Exercise requirements: Could you retype the records below exactly as they appear, skipping any pictures?

Data for this exercise:
[Start of section]
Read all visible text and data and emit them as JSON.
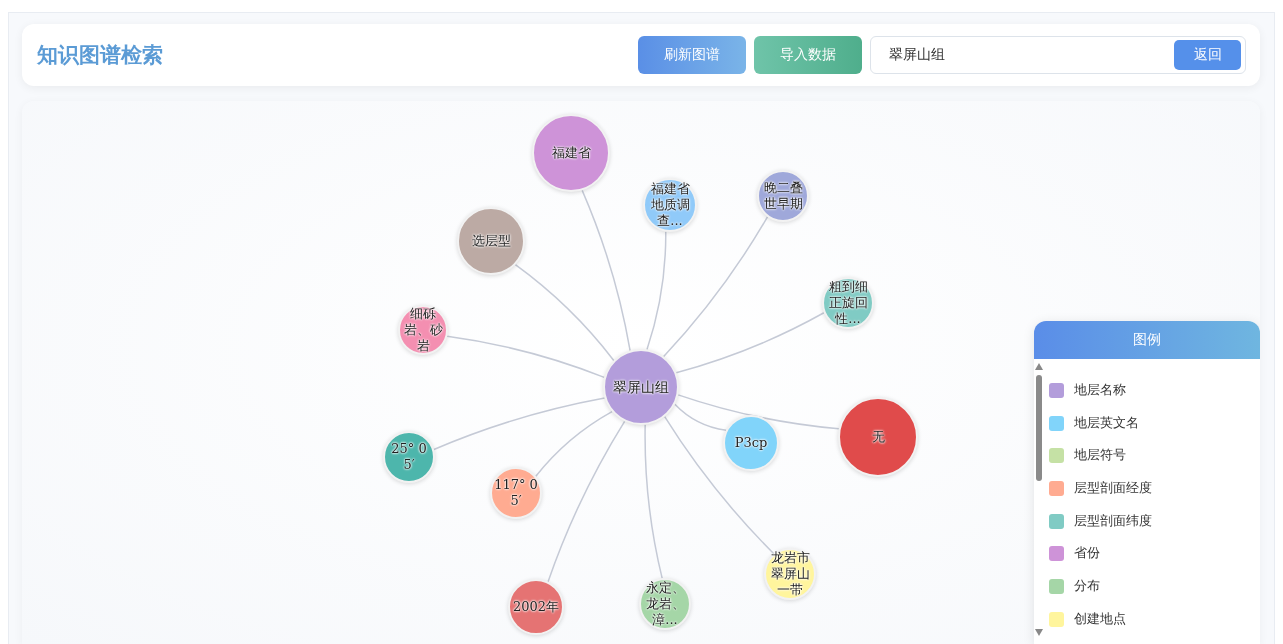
{
  "header": {
    "title": "知识图谱检索",
    "buttons": [
      {
        "label": "刷新图谱",
        "kind": "refresh"
      },
      {
        "label": "导入数据",
        "kind": "import"
      }
    ],
    "search": {
      "value": "翠屏山组",
      "button": "返回"
    }
  },
  "graph": {
    "nodes": [
      {
        "label": "翠屏山组",
        "color": "#b39ddb",
        "kind": "center"
      },
      {
        "label": "福建省",
        "color": "#ce93d8",
        "kind": "leaf"
      },
      {
        "label": "福建省地质调查...",
        "color": "#90caf9",
        "kind": "leaf"
      },
      {
        "label": "晚二叠世早期",
        "color": "#9fa8da",
        "kind": "leaf"
      },
      {
        "label": "选层型",
        "color": "#bcaaa4",
        "kind": "leaf"
      },
      {
        "label": "粗到细正旋回性...",
        "color": "#80cbc4",
        "kind": "leaf"
      },
      {
        "label": "细砾岩、砂岩",
        "color": "#f48fb1",
        "kind": "leaf"
      },
      {
        "label": "无",
        "color": "#e04b4b",
        "kind": "leaf"
      },
      {
        "label": "P3cp",
        "color": "#81d4fa",
        "kind": "leaf"
      },
      {
        "label": "25° 05′",
        "color": "#4db6ac",
        "kind": "leaf"
      },
      {
        "label": "117° 05′",
        "color": "#ffab91",
        "kind": "leaf"
      },
      {
        "label": "龙岩市翠屏山一带",
        "color": "#fff59d",
        "kind": "leaf"
      },
      {
        "label": "2002年",
        "color": "#e57373",
        "kind": "leaf"
      },
      {
        "label": "永定、龙岩、漳...",
        "color": "#a5d6a7",
        "kind": "leaf"
      }
    ]
  },
  "legend": {
    "title": "图例",
    "items": [
      {
        "label": "地层名称",
        "color": "#b39ddb"
      },
      {
        "label": "地层英文名",
        "color": "#81d4fa"
      },
      {
        "label": "地层符号",
        "color": "#c5e1a5"
      },
      {
        "label": "层型剖面经度",
        "color": "#ffab91"
      },
      {
        "label": "层型剖面纬度",
        "color": "#80cbc4"
      },
      {
        "label": "省份",
        "color": "#ce93d8"
      },
      {
        "label": "分布",
        "color": "#a5d6a7"
      },
      {
        "label": "创建地点",
        "color": "#fff59d"
      }
    ]
  }
}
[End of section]
Reply to the exercise:
Read all visible text and data and emit them as JSON.
{
  "header": {
    "title": "知识图谱检索",
    "buttons": [
      {
        "label": "刷新图谱",
        "kind": "refresh"
      },
      {
        "label": "导入数据",
        "kind": "import"
      }
    ],
    "search": {
      "value": "翠屏山组",
      "button": "返回"
    }
  },
  "graph": {
    "nodes": [
      {
        "label": "翠屏山组",
        "color": "#b39ddb",
        "kind": "center"
      },
      {
        "label": "福建省",
        "color": "#ce93d8",
        "kind": "leaf"
      },
      {
        "label": "福建省地质调查...",
        "color": "#90caf9",
        "kind": "leaf"
      },
      {
        "label": "晚二叠世早期",
        "color": "#9fa8da",
        "kind": "leaf"
      },
      {
        "label": "选层型",
        "color": "#bcaaa4",
        "kind": "leaf"
      },
      {
        "label": "粗到细正旋回性...",
        "color": "#80cbc4",
        "kind": "leaf"
      },
      {
        "label": "细砾岩、砂岩",
        "color": "#f48fb1",
        "kind": "leaf"
      },
      {
        "label": "无",
        "color": "#e04b4b",
        "kind": "leaf"
      },
      {
        "label": "P3cp",
        "color": "#81d4fa",
        "kind": "leaf"
      },
      {
        "label": "25° 05′",
        "color": "#4db6ac",
        "kind": "leaf"
      },
      {
        "label": "117° 05′",
        "color": "#ffab91",
        "kind": "leaf"
      },
      {
        "label": "龙岩市翠屏山一带",
        "color": "#fff59d",
        "kind": "leaf"
      },
      {
        "label": "2002年",
        "color": "#e57373",
        "kind": "leaf"
      },
      {
        "label": "永定、龙岩、漳...",
        "color": "#a5d6a7",
        "kind": "leaf"
      }
    ]
  },
  "legend": {
    "title": "图例",
    "items": [
      {
        "label": "地层名称",
        "color": "#b39ddb"
      },
      {
        "label": "地层英文名",
        "color": "#81d4fa"
      },
      {
        "label": "地层符号",
        "color": "#c5e1a5"
      },
      {
        "label": "层型剖面经度",
        "color": "#ffab91"
      },
      {
        "label": "层型剖面纬度",
        "color": "#80cbc4"
      },
      {
        "label": "省份",
        "color": "#ce93d8"
      },
      {
        "label": "分布",
        "color": "#a5d6a7"
      },
      {
        "label": "创建地点",
        "color": "#fff59d"
      }
    ]
  }
}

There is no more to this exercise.